Sunday's dreidel tournament began with Josh Kline, co-advisor of the youth group at Lexington's Temple Adath Israel, asking who among the assembled children was the youngest, because the youngest spins first.
Benjamin Shapere's hand shot up.
"Six and a half," he said.
When the competition ended a half hour later, Benjamin had more winnings — in the form of gelt, or foil-wrapped chocolate coins — than he could carry in both hands.
Benjamin was the top finisher in the competition based on the game Jewish children often play during Hanukkah, which began Friday. The purpose of the tournament was to raise money for the youth group's activities.
In a brief post-tournament interview, Benjamin said he was happy he won. And, although dreidel is a game of chance, Benjamin attributed his winning spins to "practice."
Benjamin also did well in a quick post-tournament contest to see who could spin a dreidel the longest. But his 10.28 seconds was topped by a reluctant Bela Nelson, 7. She had to be persuaded to spin, then sent a dreidel spinning well past the 11-second mark.
A dreidel is a top with a Hebrew letter on each of its four sides. The letters are nun, gimmel, hey and shin, and are the first letters of the Hebrew words for "a great miracle happened there," which refers to one day's worth of holy oil burning for eight days in ancient Israel.
When the dreidel lands on one of those sides, the player will, respectively, do nothing, take the whole pot, take half or put into the pot.
Seventeen children participated in the tournament. Each paid, or got a parent to pay, $3 to enter.
The money will be used for youth activities in the temple and regionally, Kline said, as well as for social action projects such as filling care baskets for needy families.

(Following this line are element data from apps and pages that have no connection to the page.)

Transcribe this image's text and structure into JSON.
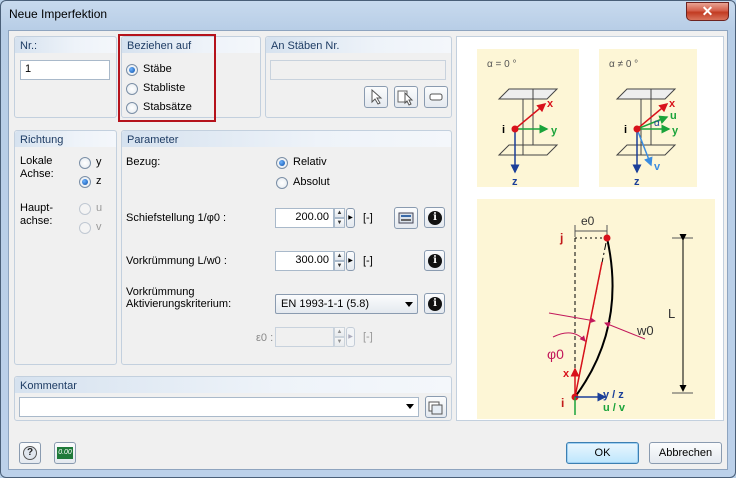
{
  "window": {
    "title": "Neue Imperfektion",
    "close_glyph": "✕"
  },
  "nr": {
    "label": "Nr.:",
    "value": "1"
  },
  "beziehen": {
    "label": "Beziehen auf",
    "options": [
      {
        "label": "Stäbe",
        "selected": true
      },
      {
        "label": "Stabliste",
        "selected": false
      },
      {
        "label": "Stabsätze",
        "selected": false
      }
    ]
  },
  "an_staeben": {
    "label": "An Stäben Nr.",
    "value": ""
  },
  "richtung": {
    "label": "Richtung",
    "lokale_achse": "Lokale\nAchse:",
    "lokale_label_1": "Lokale",
    "lokale_label_2": "Achse:",
    "haupt_label_1": "Haupt-",
    "haupt_label_2": "achse:",
    "y": "y",
    "z": "z",
    "u": "u",
    "v": "v"
  },
  "parameter": {
    "label": "Parameter",
    "bezug_label": "Bezug:",
    "relativ": "Relativ",
    "absolut": "Absolut",
    "schief_label": "Schiefstellung 1/φ0 :",
    "schief_value": "200.00",
    "unit_bracket": "[-]",
    "vork_label": "Vorkrümmung L/w0 :",
    "vork_value": "300.00",
    "akt_label_1": "Vorkrümmung",
    "akt_label_2": "Aktivierungskriterium:",
    "akt_value": "EN 1993-1-1 (5.8)",
    "eps_label": "ε0 :",
    "eps_value": "",
    "info_glyph": "i"
  },
  "kommentar": {
    "label": "Kommentar",
    "value": ""
  },
  "diagram": {
    "alpha0": "α = 0 °",
    "alpha_ne": "α ≠ 0 °",
    "x": "x",
    "y": "y",
    "z": "z",
    "u": "u",
    "v": "v",
    "i": "i",
    "j": "j",
    "alpha": "α",
    "e0": "e0",
    "w0": "w0",
    "phi0": "φ0",
    "L": "L",
    "yz": "y / z",
    "uv": "u / v"
  },
  "footer": {
    "ok": "OK",
    "cancel": "Abbrechen",
    "help_glyph": "?",
    "units_glyph": "0.00"
  },
  "colors": {
    "accent_red": "#b5121b",
    "diagram_bg": "#fdf6d6",
    "green": "#1aa33a",
    "blue": "#1b55c9"
  }
}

Hanukkah, which means dedication, is an eight-day Jewish holiday commemorating the rededication of the Temple of Jerusalem in 165 B.C.